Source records
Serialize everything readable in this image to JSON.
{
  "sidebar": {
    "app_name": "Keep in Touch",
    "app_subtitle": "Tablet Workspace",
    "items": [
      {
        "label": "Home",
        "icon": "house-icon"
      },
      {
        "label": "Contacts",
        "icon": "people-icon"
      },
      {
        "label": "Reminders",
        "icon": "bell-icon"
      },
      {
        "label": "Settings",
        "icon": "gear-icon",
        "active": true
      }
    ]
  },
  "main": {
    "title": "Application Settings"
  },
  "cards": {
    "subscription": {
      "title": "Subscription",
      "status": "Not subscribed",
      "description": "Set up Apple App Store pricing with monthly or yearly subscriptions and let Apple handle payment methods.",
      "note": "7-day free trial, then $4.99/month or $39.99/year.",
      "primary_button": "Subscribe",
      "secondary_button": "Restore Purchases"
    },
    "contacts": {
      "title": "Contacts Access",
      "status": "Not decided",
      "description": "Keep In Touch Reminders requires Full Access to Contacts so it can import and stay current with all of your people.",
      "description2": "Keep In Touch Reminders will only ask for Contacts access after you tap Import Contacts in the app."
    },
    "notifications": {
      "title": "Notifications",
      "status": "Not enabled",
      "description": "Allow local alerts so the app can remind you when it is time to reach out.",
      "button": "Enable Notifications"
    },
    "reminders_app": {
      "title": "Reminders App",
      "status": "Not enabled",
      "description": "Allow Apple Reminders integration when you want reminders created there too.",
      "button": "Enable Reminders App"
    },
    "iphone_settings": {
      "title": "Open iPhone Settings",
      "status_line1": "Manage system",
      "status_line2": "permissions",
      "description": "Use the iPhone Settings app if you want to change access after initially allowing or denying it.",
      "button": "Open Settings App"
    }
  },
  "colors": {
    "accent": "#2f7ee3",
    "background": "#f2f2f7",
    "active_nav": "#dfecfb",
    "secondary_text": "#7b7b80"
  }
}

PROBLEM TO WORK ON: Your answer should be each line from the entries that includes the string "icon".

WRITTEN SOLUTION:
        "icon": "house-icon"
        "icon": "people-icon"
        "icon": "bell-icon"
        "icon": "gear-icon",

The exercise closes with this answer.